Searching for the soul of science

By Emily Leighton, MA'13
For Danae Campos-Melo, PhD, and Cristian Droppelmann, PhD, philosophy is an integral part of working in a science lab.

“I consider the philosophy of science to be the soul of science,” explained Droppelmann. “It gives us the intellectual deepness that we need as scientists.”

Campos-Melo and Droppelmann are research associates in the Strong lab at Robarts. In an effort to share their passion for philosophy with the wider Robarts community, the husband-and-wife team, in consultation with Marlys Koschinsky, PhD, scientific and executive director of Robarts, organized a summer event series called the Philosophy of Science Café.
Danae Campos-Melo and Cristian DroppelmannIn partnership with the Department of Philosophy and the Rotman Institute of Philosophy at Western, the series aims to bring together philosophers, scientists and graduate trainees to discuss broad philosophical themes related to their work. Topics include pseudoscience, the nature of scientific progress, the replication crisis and the scientific method.

The inaugural series launched this summer with four afternoon sessions, each beginning with a formal lecture presentation from a philosopher, followed by open discussion and debate.

For Koschinsky, it’s been an opportunity to explore science through new perspectives.  

“Our degrees are Doctor of Philosophy, which we scientists don’t stop to think about that often,” she said. “We don’t stop and consider the significance of that title.”
“It’s from the Greek ‘love of wisdom’,” added Campos-Melo. “And that’s exactly what this is about. Our idea is to stimulate the training of analytical and critical thinking.”

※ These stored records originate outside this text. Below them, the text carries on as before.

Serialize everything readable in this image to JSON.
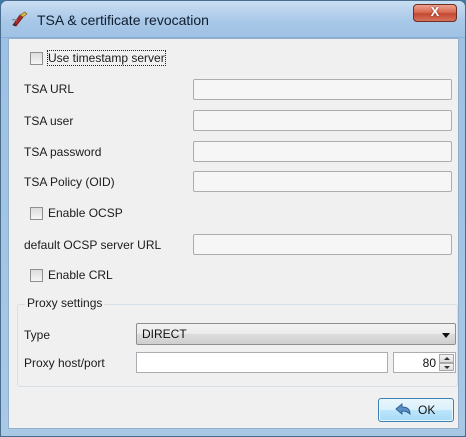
{
  "window": {
    "title": "TSA & certificate revocation",
    "close_glyph": "X",
    "icon": "pen-nib-icon"
  },
  "form": {
    "use_timestamp_server": {
      "label": "Use timestamp server",
      "checked": false
    },
    "tsa_url": {
      "label": "TSA URL",
      "value": ""
    },
    "tsa_user": {
      "label": "TSA user",
      "value": ""
    },
    "tsa_password": {
      "label": "TSA password",
      "value": ""
    },
    "tsa_policy": {
      "label": "TSA Policy (OID)",
      "value": ""
    },
    "enable_ocsp": {
      "label": "Enable OCSP",
      "checked": false
    },
    "ocsp_url": {
      "label": "default OCSP server URL",
      "value": ""
    },
    "enable_crl": {
      "label": "Enable CRL",
      "checked": false
    }
  },
  "proxy": {
    "group_title": "Proxy settings",
    "type_label": "Type",
    "type_value": "DIRECT",
    "host_label": "Proxy host/port",
    "host_value": "",
    "port_value": "80"
  },
  "buttons": {
    "ok_label": "OK",
    "ok_icon": "undo-arrow-icon"
  },
  "colors": {
    "title_bar": "#a9c8e8",
    "close_button": "#c54832",
    "client_background": "#f0f0f0",
    "ok_button": "#bee6fd"
  }
}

This is particularly significant for the Institute’s role in teaching and education – the Café series was designed with trainees in mind.  

“Our goal is to enrich their training as young scientists,” explained Koschinsky. “And I think the trainees are very interested in learning that goes beyond the walls and bounds of their own laboratory and their own projects.”

With lively discussions extending into the early evening hours, the Café has certainly generated plenty of interest from trainees and scientists.

Koschinsky understands the enthusiasm on a personal level. “In the sessions, I often find myself thinking ‘this is what I became an academic for’,” she explained. “It’s hitting that note in me. Because we get so busy with grants, deadlines and experiments, it’s wonderful to have this time to think.”

“The Café is like a breath of fresh air for us,” added Campos-Melo.
Philosophy of ScienceRotman Director Christopher Smeenk, PhD, also sees these types of discussions as an opportunity to establish connections across campus.

“Challenging problems don’t fall neatly into different disciplines,” explained Smeenk. “We need to benefit from the expertise of different disciplines by talking to each other and taking advantage of the specialized knowledge each area has developed.”

 “I’m proud that the Robarts community can recognize that there is a whole world of other disciplines out there we can learn from,” said Koschinsky. “We’re embracing other schools of thought and other disciplines, and welcoming them to our community to share.”